## ASSIGNED TASK
In the listing that follows, copy out each line that includes the word "this".

## INPUT DATA
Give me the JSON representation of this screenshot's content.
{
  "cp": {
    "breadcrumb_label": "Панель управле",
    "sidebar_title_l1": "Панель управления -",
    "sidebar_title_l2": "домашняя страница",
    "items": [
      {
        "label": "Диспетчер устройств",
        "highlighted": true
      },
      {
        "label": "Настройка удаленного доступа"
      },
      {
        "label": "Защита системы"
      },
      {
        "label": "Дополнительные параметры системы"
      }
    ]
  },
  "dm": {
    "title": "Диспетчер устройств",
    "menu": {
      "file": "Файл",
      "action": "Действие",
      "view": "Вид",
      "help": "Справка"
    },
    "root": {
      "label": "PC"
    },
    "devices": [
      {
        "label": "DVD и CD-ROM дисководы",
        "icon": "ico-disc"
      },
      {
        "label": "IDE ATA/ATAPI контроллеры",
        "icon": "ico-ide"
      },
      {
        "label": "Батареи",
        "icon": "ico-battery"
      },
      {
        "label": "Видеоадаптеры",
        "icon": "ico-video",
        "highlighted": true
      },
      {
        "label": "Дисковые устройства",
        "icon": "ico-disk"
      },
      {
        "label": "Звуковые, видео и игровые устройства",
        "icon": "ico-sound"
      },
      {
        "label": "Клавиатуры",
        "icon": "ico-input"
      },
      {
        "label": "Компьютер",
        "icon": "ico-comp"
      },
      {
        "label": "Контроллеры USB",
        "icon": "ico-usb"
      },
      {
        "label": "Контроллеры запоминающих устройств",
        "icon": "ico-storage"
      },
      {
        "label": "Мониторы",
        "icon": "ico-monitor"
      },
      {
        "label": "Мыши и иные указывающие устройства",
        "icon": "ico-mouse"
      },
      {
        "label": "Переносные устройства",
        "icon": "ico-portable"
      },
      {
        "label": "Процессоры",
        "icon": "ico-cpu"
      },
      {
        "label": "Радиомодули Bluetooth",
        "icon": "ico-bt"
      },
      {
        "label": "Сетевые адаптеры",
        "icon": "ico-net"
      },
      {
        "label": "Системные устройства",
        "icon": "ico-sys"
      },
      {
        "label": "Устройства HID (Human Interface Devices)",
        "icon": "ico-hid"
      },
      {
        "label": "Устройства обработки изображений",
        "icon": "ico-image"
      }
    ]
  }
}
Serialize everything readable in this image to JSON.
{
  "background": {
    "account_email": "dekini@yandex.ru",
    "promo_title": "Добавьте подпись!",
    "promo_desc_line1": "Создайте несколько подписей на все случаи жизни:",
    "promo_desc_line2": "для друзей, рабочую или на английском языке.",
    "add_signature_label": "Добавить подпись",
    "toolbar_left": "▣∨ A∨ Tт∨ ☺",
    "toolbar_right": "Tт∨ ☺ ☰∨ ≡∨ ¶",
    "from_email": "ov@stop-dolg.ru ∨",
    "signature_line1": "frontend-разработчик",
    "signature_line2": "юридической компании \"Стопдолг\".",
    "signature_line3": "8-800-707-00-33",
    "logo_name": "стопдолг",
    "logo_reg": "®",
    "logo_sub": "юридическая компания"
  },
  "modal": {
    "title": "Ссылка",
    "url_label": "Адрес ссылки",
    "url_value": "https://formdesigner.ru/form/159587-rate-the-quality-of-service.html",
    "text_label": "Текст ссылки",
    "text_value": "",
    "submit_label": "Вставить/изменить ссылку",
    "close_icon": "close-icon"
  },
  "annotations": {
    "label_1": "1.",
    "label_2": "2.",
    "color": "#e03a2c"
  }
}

## ANSWER BOX
Give me the JSON representation of this screenshot's content.
Serialize everything readable in this image to JSON.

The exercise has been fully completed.